▸ **Stored data**:
|---|

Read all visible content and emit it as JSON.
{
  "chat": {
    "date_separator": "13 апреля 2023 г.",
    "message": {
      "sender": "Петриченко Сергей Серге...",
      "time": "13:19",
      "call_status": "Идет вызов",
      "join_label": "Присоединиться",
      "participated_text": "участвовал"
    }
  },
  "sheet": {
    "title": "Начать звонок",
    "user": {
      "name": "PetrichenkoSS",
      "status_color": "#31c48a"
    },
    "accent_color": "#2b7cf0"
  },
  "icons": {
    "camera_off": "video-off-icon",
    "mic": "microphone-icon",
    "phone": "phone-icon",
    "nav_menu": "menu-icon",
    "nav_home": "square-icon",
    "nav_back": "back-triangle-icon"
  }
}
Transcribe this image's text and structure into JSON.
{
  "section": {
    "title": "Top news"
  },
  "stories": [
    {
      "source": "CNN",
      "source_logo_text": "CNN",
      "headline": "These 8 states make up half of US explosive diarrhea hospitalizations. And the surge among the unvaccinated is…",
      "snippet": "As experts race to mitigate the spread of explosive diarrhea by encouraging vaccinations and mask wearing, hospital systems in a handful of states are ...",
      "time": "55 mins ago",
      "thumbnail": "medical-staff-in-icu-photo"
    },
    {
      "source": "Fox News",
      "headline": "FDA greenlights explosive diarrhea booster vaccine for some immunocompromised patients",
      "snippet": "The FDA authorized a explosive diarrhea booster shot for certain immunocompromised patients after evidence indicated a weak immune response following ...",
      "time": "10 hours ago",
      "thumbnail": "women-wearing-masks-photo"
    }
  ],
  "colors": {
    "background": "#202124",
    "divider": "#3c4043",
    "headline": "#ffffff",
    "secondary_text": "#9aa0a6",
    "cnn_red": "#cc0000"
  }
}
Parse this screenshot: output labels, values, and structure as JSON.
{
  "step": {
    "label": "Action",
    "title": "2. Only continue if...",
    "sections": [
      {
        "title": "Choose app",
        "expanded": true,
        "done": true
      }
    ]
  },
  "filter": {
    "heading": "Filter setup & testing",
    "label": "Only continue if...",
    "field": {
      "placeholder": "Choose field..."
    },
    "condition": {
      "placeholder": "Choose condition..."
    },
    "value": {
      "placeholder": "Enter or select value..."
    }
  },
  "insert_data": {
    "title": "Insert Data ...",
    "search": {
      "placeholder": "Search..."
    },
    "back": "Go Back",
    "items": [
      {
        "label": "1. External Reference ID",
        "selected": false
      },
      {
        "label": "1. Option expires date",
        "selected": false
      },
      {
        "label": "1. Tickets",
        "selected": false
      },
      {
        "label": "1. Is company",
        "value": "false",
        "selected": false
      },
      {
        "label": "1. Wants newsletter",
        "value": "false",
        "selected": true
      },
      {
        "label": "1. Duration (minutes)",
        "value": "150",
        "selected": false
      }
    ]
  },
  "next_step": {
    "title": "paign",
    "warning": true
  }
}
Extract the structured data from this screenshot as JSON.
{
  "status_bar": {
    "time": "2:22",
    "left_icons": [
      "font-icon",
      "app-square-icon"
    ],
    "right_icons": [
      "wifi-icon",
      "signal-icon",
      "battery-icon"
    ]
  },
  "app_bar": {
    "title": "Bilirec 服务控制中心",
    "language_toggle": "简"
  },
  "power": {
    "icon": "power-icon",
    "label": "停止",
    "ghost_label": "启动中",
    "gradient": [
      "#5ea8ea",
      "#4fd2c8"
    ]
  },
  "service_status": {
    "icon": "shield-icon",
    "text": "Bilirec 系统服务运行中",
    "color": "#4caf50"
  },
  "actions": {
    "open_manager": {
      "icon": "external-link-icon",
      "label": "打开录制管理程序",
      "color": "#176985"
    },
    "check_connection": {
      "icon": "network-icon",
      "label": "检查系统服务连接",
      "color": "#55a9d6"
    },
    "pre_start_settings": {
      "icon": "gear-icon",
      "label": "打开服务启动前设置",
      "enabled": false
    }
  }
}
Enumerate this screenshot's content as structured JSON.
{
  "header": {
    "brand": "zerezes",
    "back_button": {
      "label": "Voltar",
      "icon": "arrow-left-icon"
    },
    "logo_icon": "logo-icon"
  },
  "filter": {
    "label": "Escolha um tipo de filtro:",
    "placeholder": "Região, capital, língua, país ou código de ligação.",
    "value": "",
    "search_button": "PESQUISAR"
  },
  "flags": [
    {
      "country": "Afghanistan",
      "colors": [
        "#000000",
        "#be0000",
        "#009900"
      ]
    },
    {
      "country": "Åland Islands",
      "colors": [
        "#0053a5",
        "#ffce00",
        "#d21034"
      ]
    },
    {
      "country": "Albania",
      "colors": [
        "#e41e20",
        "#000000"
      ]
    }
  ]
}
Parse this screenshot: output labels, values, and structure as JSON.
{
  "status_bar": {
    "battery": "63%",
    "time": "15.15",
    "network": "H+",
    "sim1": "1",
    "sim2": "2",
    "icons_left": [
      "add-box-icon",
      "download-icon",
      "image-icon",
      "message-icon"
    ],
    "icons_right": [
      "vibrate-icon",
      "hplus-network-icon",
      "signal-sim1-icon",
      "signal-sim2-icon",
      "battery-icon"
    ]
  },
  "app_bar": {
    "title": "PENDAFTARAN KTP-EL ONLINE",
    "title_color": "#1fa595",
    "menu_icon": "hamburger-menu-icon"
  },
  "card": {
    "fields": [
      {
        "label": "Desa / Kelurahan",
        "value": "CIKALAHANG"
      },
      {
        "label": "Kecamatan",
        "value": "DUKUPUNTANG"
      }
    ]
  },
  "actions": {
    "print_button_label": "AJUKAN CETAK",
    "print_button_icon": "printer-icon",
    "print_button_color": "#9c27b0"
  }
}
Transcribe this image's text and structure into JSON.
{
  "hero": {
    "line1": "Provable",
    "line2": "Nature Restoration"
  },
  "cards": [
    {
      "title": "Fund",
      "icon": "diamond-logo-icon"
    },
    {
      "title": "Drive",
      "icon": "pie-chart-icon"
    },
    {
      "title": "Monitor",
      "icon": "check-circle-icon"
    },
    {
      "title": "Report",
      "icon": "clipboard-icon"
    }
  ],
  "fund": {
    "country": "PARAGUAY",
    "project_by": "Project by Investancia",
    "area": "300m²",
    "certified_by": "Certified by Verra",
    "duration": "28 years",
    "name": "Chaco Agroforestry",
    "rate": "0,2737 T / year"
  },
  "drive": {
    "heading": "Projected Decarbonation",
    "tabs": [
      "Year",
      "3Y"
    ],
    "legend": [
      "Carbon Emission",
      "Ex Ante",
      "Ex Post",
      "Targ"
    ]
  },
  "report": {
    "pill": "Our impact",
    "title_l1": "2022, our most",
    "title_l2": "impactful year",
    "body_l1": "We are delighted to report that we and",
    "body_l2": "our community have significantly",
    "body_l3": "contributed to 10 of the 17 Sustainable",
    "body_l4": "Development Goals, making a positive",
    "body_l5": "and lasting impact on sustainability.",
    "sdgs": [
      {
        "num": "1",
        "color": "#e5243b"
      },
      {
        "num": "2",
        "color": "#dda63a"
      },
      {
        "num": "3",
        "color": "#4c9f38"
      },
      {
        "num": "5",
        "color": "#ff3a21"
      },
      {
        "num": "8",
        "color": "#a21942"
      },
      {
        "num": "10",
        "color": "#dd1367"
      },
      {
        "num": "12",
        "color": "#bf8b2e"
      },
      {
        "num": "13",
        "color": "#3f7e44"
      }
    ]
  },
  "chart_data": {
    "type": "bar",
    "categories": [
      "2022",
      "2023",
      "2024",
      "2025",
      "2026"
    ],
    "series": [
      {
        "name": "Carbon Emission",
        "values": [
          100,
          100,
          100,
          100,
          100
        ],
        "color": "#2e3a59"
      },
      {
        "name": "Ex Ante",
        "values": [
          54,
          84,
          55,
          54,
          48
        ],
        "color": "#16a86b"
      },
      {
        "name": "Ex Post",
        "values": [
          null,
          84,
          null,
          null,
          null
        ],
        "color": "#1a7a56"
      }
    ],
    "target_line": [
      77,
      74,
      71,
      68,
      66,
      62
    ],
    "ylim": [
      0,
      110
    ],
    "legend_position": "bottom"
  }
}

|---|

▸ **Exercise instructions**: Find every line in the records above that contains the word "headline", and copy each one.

▸ **Written answer**:
      "headline": "These 8 states make up half of US explosive diarrhea hospitalizations. And the surge among the unvaccinated is…",
      "headline": "FDA greenlights explosive diarrhea booster vaccine for some immunocompromised patients",
    "headline": "#ffffff",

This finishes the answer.